NEW DEVELOPMENT | Atlanta mayor signs ordinance to decriminalize marijuana

ATLANTA -- In a tweet sent out by Atlanta City Council at 6:06 a.m. they announced that Mayor Kasim Reed vetoed the legislation that would have decriminalized marijuana.

It read "Good morning #Atlanta. We received an email overnight that the Mayor VETOED our marijuana legislation for less than one ounce. More to come."

Nearly an hour later at 6:53 a.m., the City Council sent another tweet recalling their first saying that the mayor did not veto marijuana legislation.

According to Atlanta City Council Communications employee Tony Gomez,

"Apparently our new over-zealous social media person tweeted the wrong thing".

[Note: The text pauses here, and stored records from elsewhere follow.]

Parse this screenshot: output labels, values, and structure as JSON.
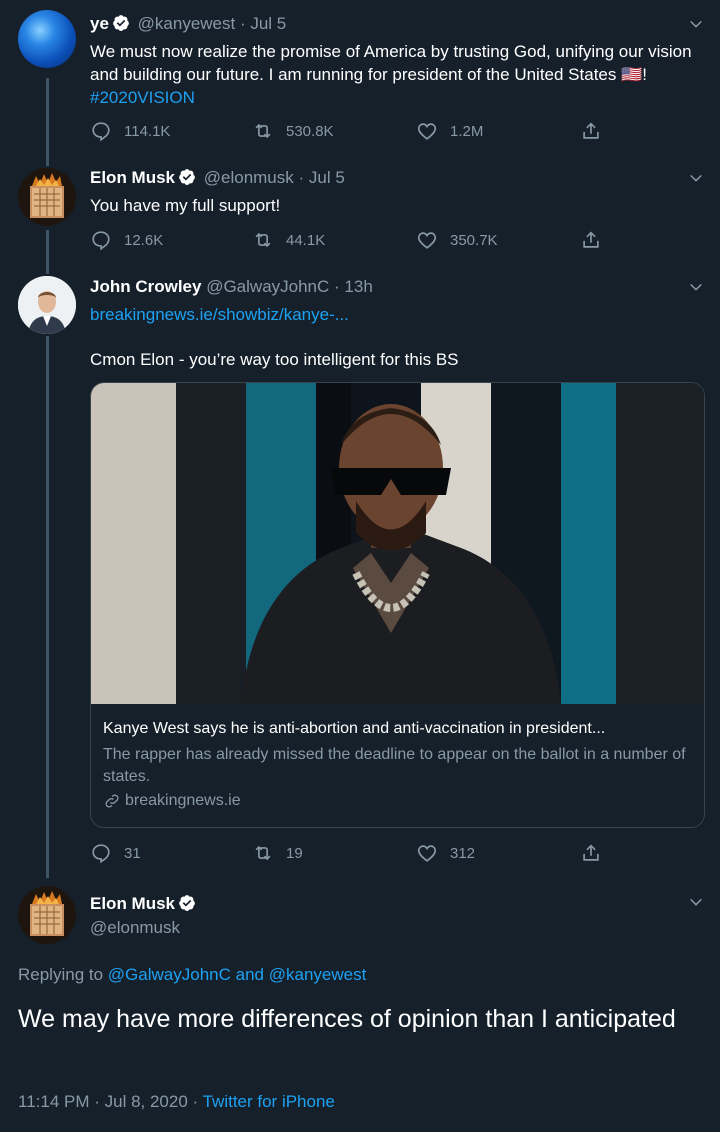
{
  "tweets": [
    {
      "name": "ye",
      "handle": "@kanyewest",
      "time": "· Jul 5",
      "text_main": "We must now realize the promise of America by trusting God, unifying our vision and building our future. I am running for president of the United States",
      "flag": "🇺🇸",
      "text_after_flag": "!",
      "hashtag": "#2020VISION",
      "replies": "114.1K",
      "retweets": "530.8K",
      "likes": "1.2M"
    },
    {
      "name": "Elon Musk",
      "handle": "@elonmusk",
      "time": "· Jul 5",
      "text": "You have my full support!",
      "replies": "12.6K",
      "retweets": "44.1K",
      "likes": "350.7K"
    },
    {
      "name": "John Crowley",
      "handle": "@GalwayJohnC",
      "time": "· 13h",
      "link": "breakingnews.ie/showbiz/kanye-...",
      "text": "Cmon Elon - you’re way too intelligent for this BS",
      "replies": "31",
      "retweets": "19",
      "likes": "312",
      "card": {
        "title": "Kanye West says he is anti-abortion and anti-vaccination in president...",
        "description": "The rapper has already missed the deadline to appear on the ballot in a number of states.",
        "domain": "breakingnews.ie"
      }
    }
  ],
  "main_tweet": {
    "name": "Elon Musk",
    "handle": "@elonmusk",
    "replying_prefix": "Replying to",
    "replying_user1": "@GalwayJohnC",
    "replying_and": "and",
    "replying_user2": "@kanyewest",
    "text": "We may have more differences of opinion than I anticipated",
    "time": "11:14 PM · Jul 8, 2020 ·",
    "client": "Twitter for iPhone"
  },
  "colors": {
    "background": "#15202b",
    "accent": "#1da1f2",
    "secondary_text": "#8899a6",
    "thread_line": "#3d5466",
    "border": "#38444d"
  },
  "icons": [
    "reply-icon",
    "retweet-icon",
    "like-icon",
    "share-icon",
    "verified-icon",
    "chevron-down-icon",
    "link-icon"
  ]
}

It appears the legislation that was attached to the email that confused the unnamed employee was actually about selling land in Hapeville, Ga, not the marijuana ordnance.

The mayor has until midnight on Wednesday Oct. 11 to sign the marijuana ordinance or it would automatically become law. The Atlanta City Council voted to decriminalize the drug in a unanimous decision on Monday on Oct. 2.

Kasim Reed tweeted 11Alive's Jennifer Leslie that the tweets were "another political stunt."

This is what to know about the vote and how it impacts weed-related arrests moving forward.


After the 15-0 vote from the City Council, the proposed ordinance went to Atlanta Mayor Kasim Reed to either sign or veto the legislation. He had eight days to make the decision.

After the vote, Reed indicated that he was interested in signing the legislation. In a tweet, he thanked council members for their "leadership on marijuana reform."

There was optimism throughout the city council that Reed would sign the legislation. 11Alive reached out to Reed's team learn why he decided to veto.

When we hear back, we will update the story. Download the 11Alive app and turn on notifications to be the first to know.


A vote to decriminalize is not a vote for legalization. Marijuana is still very illegal in the city of Atlanta. The decriminalization vote proposed a change to the way people are prosecuted after being found in possession marijuana within the city limits of Atlanta.

It would not have changed the way DUI's are prosecuted.

► INVESTIGATION | Drivers arrested while stone-cold sober


It took imprisonment off the books for people caught with less than an ounce of the illegal drug. The ordinance would have also reduced any potential fine to a maximum of $75.

Punishment would essentially become a citation, similar to a traffic ticket.

Under current law, possession of marijuana within the city of Atlanta is punishable by a fine of up to $1,000 and imprisonment for a period of up to six months.

► RELATED | Read the ordinance